WHAT YOU NEED TO DO >> Please repeat the entries exactly as they appear and omit any images.

THE RECORDS >>
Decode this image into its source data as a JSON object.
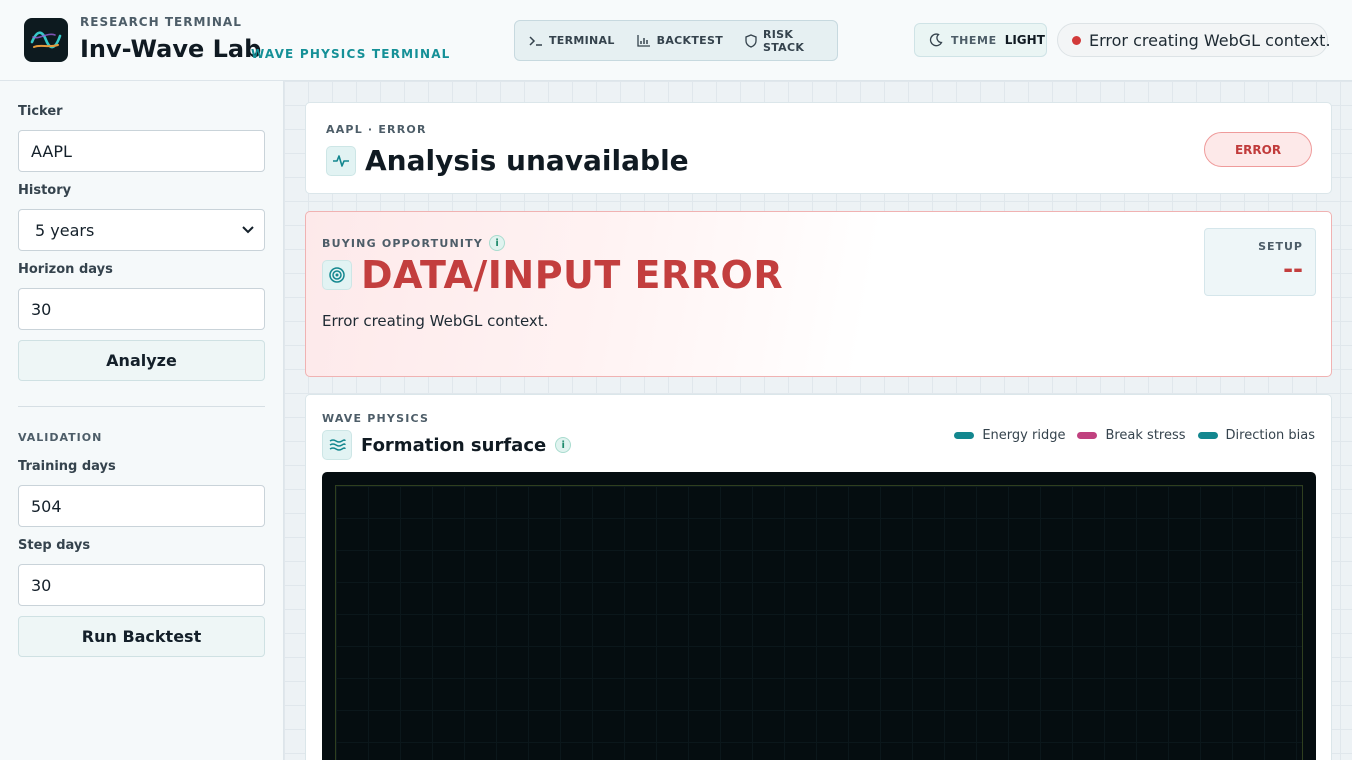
{
  "header": {
    "kicker": "RESEARCH TERMINAL",
    "title": "Inv-Wave Lab",
    "subtitle": "WAVE PHYSICS TERMINAL",
    "nav": [
      {
        "label": "TERMINAL",
        "icon": "terminal-prompt-icon"
      },
      {
        "label": "BACKTEST",
        "icon": "bar-chart-icon"
      },
      {
        "label": "RISK STACK",
        "icon": "shield-icon"
      }
    ],
    "theme_label": "THEME",
    "theme_value": "LIGHT",
    "status_text": "Error creating WebGL context.",
    "status_color": "#d23a3a"
  },
  "sidebar": {
    "ticker_label": "Ticker",
    "ticker_value": "AAPL",
    "history_label": "History",
    "history_value": "5 years",
    "horizon_label": "Horizon days",
    "horizon_value": "30",
    "analyze_label": "Analyze",
    "validation_label": "VALIDATION",
    "training_label": "Training days",
    "training_value": "504",
    "step_label": "Step days",
    "step_value": "30",
    "backtest_label": "Run Backtest"
  },
  "summary_card": {
    "kicker": "AAPL · ERROR",
    "title": "Analysis unavailable",
    "badge": "ERROR"
  },
  "signal_card": {
    "kicker": "BUYING OPPORTUNITY",
    "info": "i",
    "headline": "DATA/INPUT ERROR",
    "message": "Error creating WebGL context.",
    "setup_label": "SETUP",
    "setup_value": "--",
    "accent_color": "#c33e3e"
  },
  "surface_card": {
    "kicker": "WAVE PHYSICS",
    "title": "Formation surface",
    "info": "i",
    "legend": [
      {
        "label": "Energy ridge",
        "color": "#13878f"
      },
      {
        "label": "Break stress",
        "color": "#c0417f"
      },
      {
        "label": "Direction bias",
        "color": "#13878f"
      }
    ]
  }
}
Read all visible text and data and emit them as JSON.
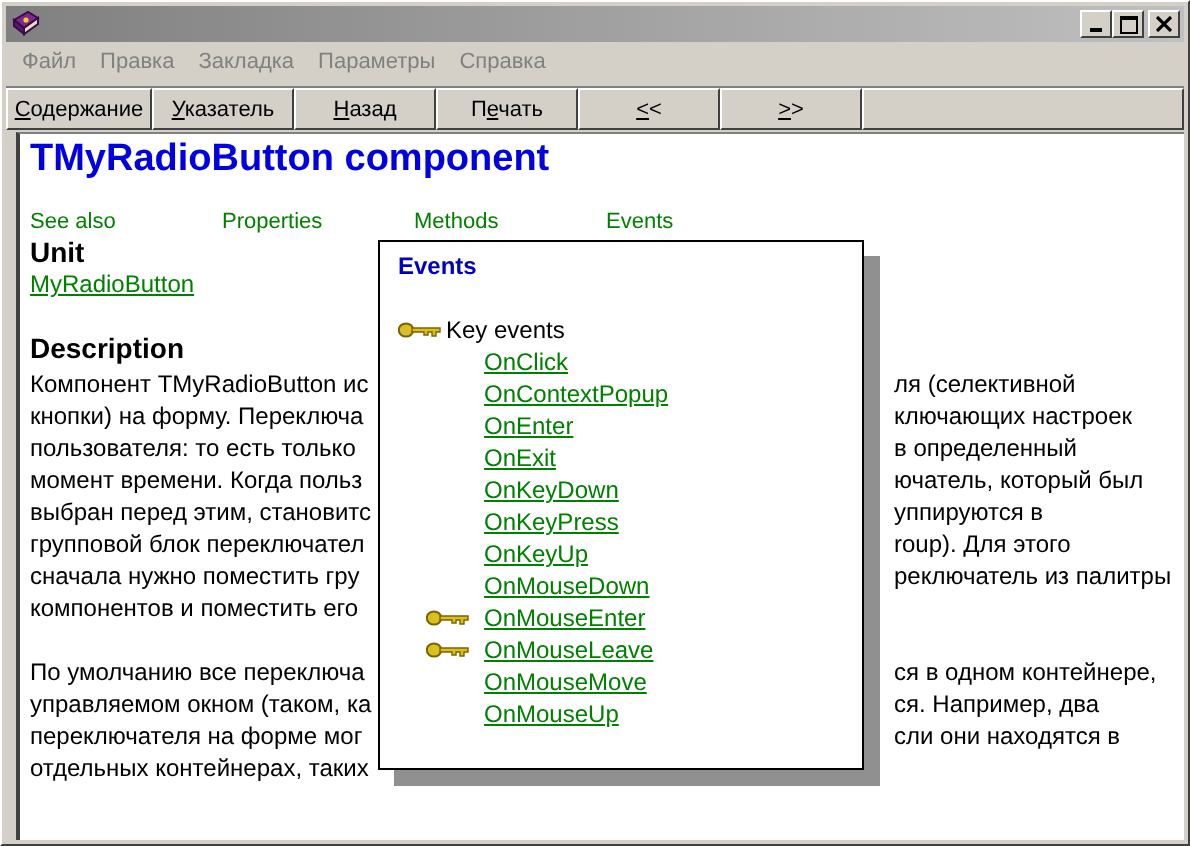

SOLUTION >>
Decode this image into its source data as a JSON object.
{
  "header": {
    "kicker": "RESEARCH TERMINAL",
    "title": "Inv-Wave Lab",
    "subtitle": "WAVE PHYSICS TERMINAL",
    "nav": [
      {
        "label": "TERMINAL",
        "icon": "terminal-prompt-icon"
      },
      {
        "label": "BACKTEST",
        "icon": "bar-chart-icon"
      },
      {
        "label": "RISK STACK",
        "icon": "shield-icon"
      }
    ],
    "theme_label": "THEME",
    "theme_value": "LIGHT",
    "status_text": "Error creating WebGL context.",
    "status_color": "#d23a3a"
  },
  "sidebar": {
    "ticker_label": "Ticker",
    "ticker_value": "AAPL",
    "history_label": "History",
    "history_value": "5 years",
    "horizon_label": "Horizon days",
    "horizon_value": "30",
    "analyze_label": "Analyze",
    "validation_label": "VALIDATION",
    "training_label": "Training days",
    "training_value": "504",
    "step_label": "Step days",
    "step_value": "30",
    "backtest_label": "Run Backtest"
  },
  "summary_card": {
    "kicker": "AAPL · ERROR",
    "title": "Analysis unavailable",
    "badge": "ERROR"
  },
  "signal_card": {
    "kicker": "BUYING OPPORTUNITY",
    "info": "i",
    "headline": "DATA/INPUT ERROR",
    "message": "Error creating WebGL context.",
    "setup_label": "SETUP",
    "setup_value": "--",
    "accent_color": "#c33e3e"
  },
  "surface_card": {
    "kicker": "WAVE PHYSICS",
    "title": "Formation surface",
    "info": "i",
    "legend": [
      {
        "label": "Energy ridge",
        "color": "#13878f"
      },
      {
        "label": "Break stress",
        "color": "#c0417f"
      },
      {
        "label": "Direction bias",
        "color": "#13878f"
      }
    ]
  }
}
Read all visible text and data and emit them as JSON.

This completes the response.